Records for the exercise.
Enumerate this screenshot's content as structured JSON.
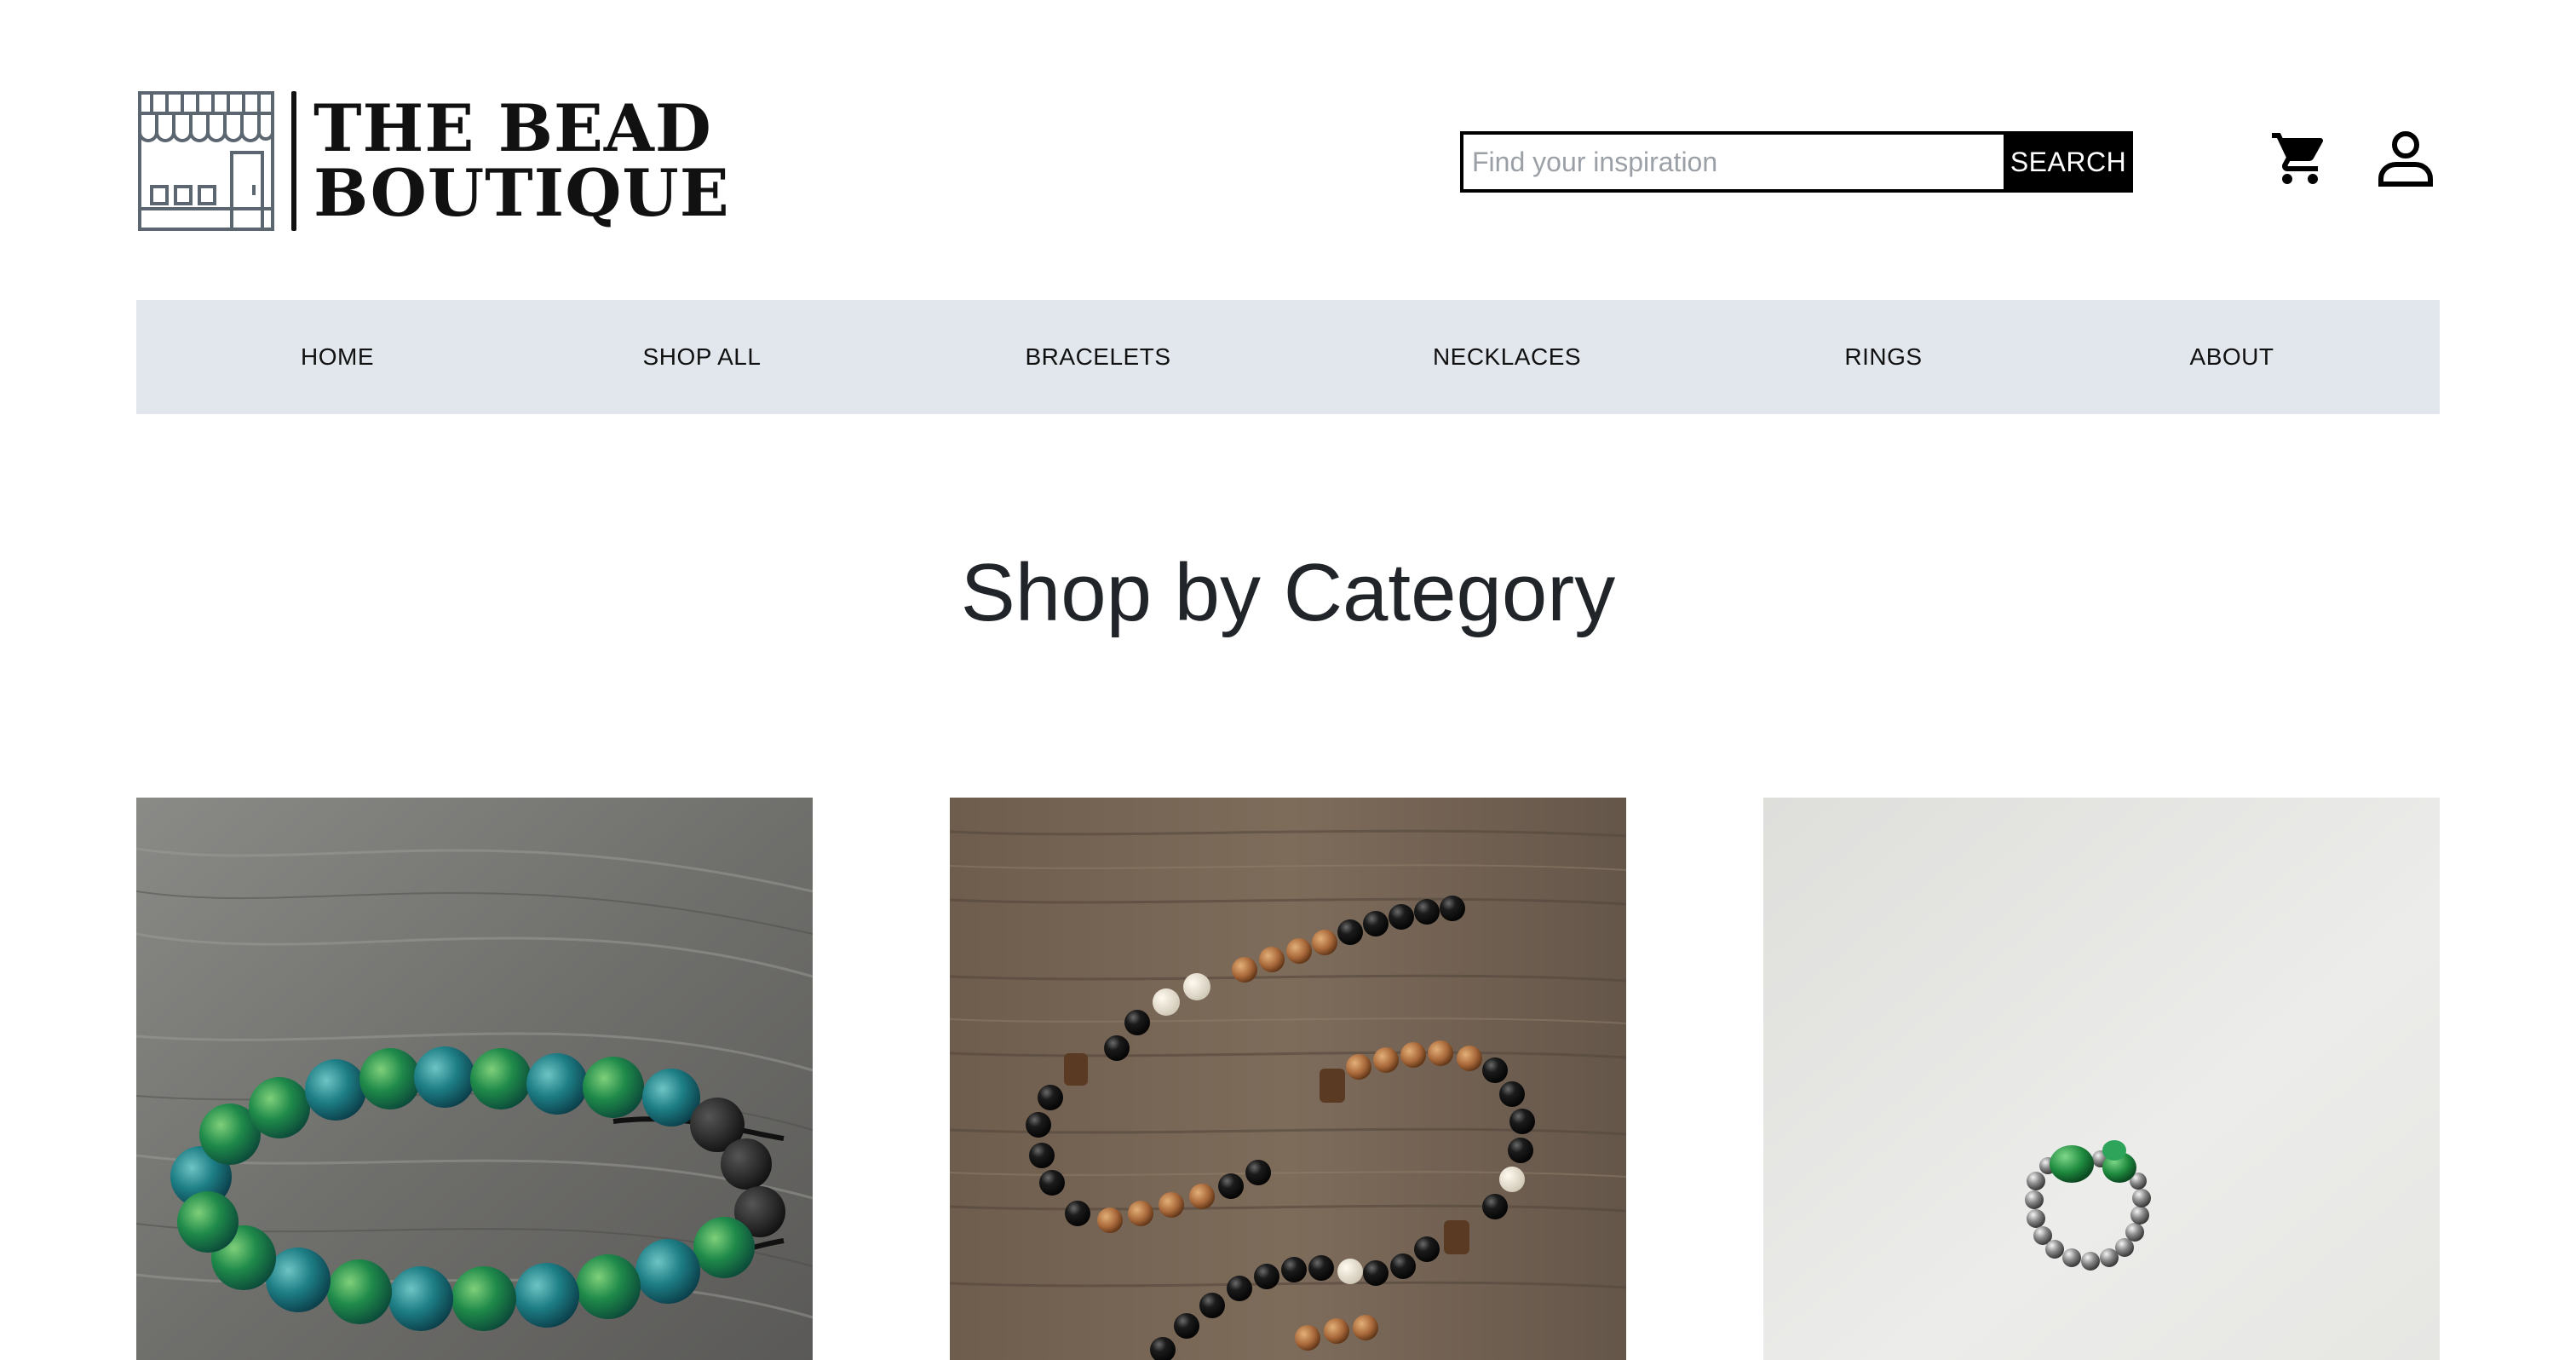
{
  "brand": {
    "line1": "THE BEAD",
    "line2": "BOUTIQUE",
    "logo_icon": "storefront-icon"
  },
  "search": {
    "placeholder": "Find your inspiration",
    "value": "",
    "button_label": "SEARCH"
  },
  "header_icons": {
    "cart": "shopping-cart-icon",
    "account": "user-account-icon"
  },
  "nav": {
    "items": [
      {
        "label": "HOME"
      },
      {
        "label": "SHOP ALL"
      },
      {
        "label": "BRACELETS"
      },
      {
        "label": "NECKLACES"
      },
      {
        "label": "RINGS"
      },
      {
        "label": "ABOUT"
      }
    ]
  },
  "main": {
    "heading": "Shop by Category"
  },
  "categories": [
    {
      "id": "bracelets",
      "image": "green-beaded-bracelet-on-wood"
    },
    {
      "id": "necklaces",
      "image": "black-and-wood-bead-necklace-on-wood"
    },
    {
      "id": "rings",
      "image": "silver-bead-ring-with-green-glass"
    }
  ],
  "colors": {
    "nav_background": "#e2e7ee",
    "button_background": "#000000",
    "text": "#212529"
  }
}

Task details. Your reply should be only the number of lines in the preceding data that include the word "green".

Response. 2